Your instructions: Once the pictures are set aside, copy the records below exactly as they stand.

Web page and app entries
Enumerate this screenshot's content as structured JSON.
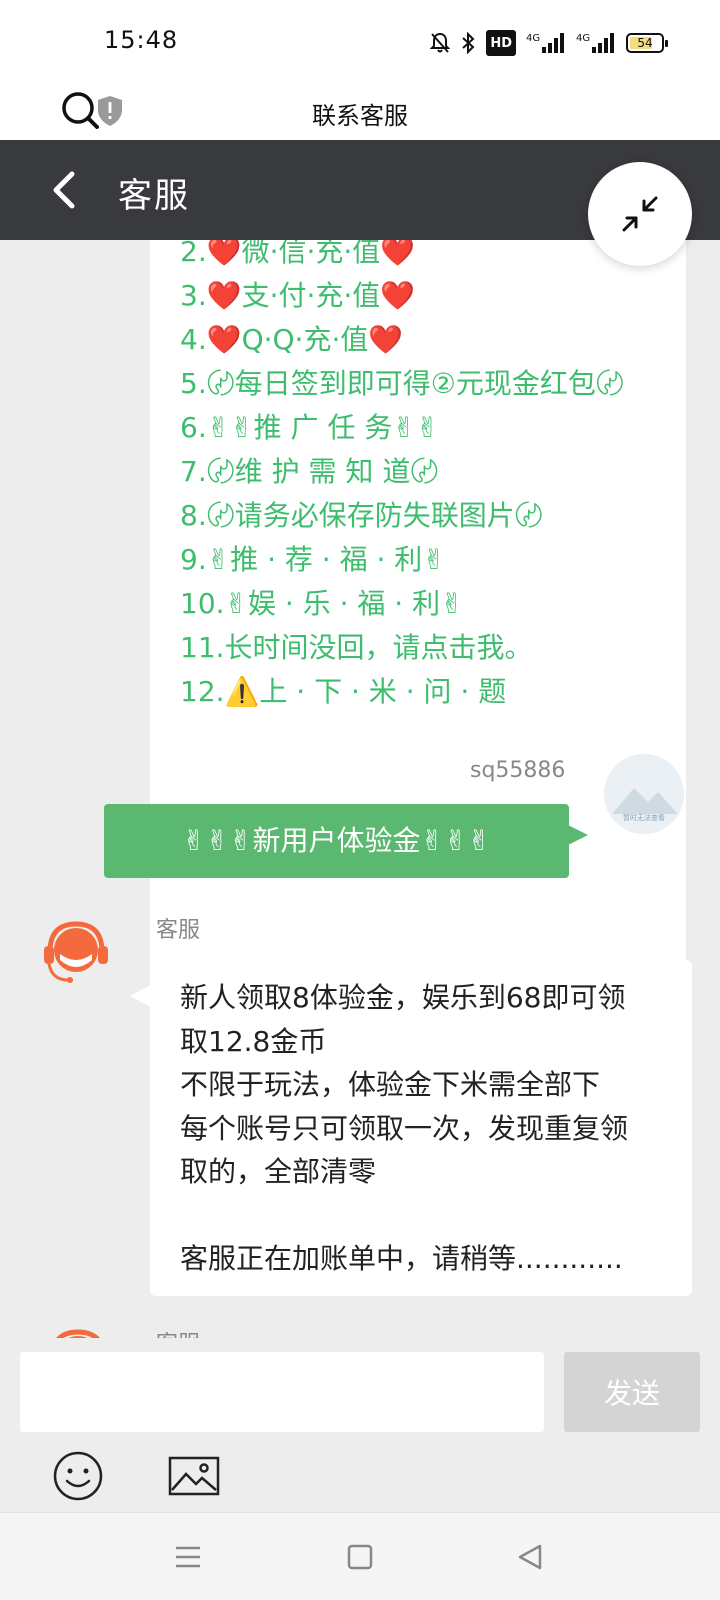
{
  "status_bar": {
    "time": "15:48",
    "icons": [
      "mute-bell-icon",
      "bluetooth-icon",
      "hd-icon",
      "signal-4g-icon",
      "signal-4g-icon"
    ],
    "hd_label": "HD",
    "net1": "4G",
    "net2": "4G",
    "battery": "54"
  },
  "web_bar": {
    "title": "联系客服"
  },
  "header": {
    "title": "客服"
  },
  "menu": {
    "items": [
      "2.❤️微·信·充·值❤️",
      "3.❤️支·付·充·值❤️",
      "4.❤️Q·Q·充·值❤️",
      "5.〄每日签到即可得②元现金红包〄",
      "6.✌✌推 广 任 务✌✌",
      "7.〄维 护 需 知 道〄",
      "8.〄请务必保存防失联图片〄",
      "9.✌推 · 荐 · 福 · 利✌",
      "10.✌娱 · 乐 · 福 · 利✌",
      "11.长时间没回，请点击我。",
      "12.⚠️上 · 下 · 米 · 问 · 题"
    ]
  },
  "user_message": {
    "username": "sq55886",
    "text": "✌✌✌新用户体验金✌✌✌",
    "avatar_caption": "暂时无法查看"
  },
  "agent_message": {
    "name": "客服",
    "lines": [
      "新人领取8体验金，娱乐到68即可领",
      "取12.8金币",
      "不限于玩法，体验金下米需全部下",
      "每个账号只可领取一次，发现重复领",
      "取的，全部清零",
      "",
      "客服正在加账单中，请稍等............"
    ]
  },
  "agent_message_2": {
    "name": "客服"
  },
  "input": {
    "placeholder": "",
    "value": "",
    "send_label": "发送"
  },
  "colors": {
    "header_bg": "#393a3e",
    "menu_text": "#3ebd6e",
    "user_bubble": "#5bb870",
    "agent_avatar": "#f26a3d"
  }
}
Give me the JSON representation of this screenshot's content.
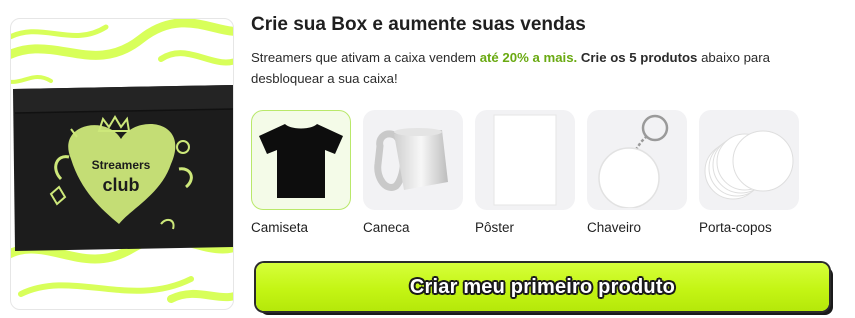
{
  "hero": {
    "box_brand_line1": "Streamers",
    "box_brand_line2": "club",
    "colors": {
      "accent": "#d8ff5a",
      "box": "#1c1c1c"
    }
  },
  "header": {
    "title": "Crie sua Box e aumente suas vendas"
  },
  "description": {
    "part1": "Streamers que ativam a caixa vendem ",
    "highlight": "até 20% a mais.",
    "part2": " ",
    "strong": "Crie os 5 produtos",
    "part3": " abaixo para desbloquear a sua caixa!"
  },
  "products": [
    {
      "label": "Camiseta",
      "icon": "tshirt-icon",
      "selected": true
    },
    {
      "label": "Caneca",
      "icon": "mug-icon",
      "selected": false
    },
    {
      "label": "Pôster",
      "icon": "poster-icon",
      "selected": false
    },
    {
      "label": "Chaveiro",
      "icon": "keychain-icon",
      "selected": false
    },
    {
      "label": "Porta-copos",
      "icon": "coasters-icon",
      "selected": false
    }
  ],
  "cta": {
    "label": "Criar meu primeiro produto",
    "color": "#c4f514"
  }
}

Your solution:
Enumerate this screenshot's content as structured JSON.
{
  "status_bar": {
    "time": "15:48",
    "icons": [
      "mute-bell-icon",
      "bluetooth-icon",
      "hd-icon",
      "signal-4g-icon",
      "signal-4g-icon"
    ],
    "hd_label": "HD",
    "net1": "4G",
    "net2": "4G",
    "battery": "54"
  },
  "web_bar": {
    "title": "联系客服"
  },
  "header": {
    "title": "客服"
  },
  "menu": {
    "items": [
      "2.❤️微·信·充·值❤️",
      "3.❤️支·付·充·值❤️",
      "4.❤️Q·Q·充·值❤️",
      "5.〄每日签到即可得②元现金红包〄",
      "6.✌✌推 广 任 务✌✌",
      "7.〄维 护 需 知 道〄",
      "8.〄请务必保存防失联图片〄",
      "9.✌推 · 荐 · 福 · 利✌",
      "10.✌娱 · 乐 · 福 · 利✌",
      "11.长时间没回，请点击我。",
      "12.⚠️上 · 下 · 米 · 问 · 题"
    ]
  },
  "user_message": {
    "username": "sq55886",
    "text": "✌✌✌新用户体验金✌✌✌",
    "avatar_caption": "暂时无法查看"
  },
  "agent_message": {
    "name": "客服",
    "lines": [
      "新人领取8体验金，娱乐到68即可领",
      "取12.8金币",
      "不限于玩法，体验金下米需全部下",
      "每个账号只可领取一次，发现重复领",
      "取的，全部清零",
      "",
      "客服正在加账单中，请稍等............"
    ]
  },
  "agent_message_2": {
    "name": "客服"
  },
  "input": {
    "placeholder": "",
    "value": "",
    "send_label": "发送"
  },
  "colors": {
    "header_bg": "#393a3e",
    "menu_text": "#3ebd6e",
    "user_bubble": "#5bb870",
    "agent_avatar": "#f26a3d"
  }
}
Give me the JSON representation of this screenshot's content.
{
  "hero": {
    "box_brand_line1": "Streamers",
    "box_brand_line2": "club",
    "colors": {
      "accent": "#d8ff5a",
      "box": "#1c1c1c"
    }
  },
  "header": {
    "title": "Crie sua Box e aumente suas vendas"
  },
  "description": {
    "part1": "Streamers que ativam a caixa vendem ",
    "highlight": "até 20% a mais.",
    "part2": " ",
    "strong": "Crie os 5 produtos",
    "part3": " abaixo para desbloquear a sua caixa!"
  },
  "products": [
    {
      "label": "Camiseta",
      "icon": "tshirt-icon",
      "selected": true
    },
    {
      "label": "Caneca",
      "icon": "mug-icon",
      "selected": false
    },
    {
      "label": "Pôster",
      "icon": "poster-icon",
      "selected": false
    },
    {
      "label": "Chaveiro",
      "icon": "keychain-icon",
      "selected": false
    },
    {
      "label": "Porta-copos",
      "icon": "coasters-icon",
      "selected": false
    }
  ],
  "cta": {
    "label": "Criar meu primeiro produto",
    "color": "#c4f514"
  }
}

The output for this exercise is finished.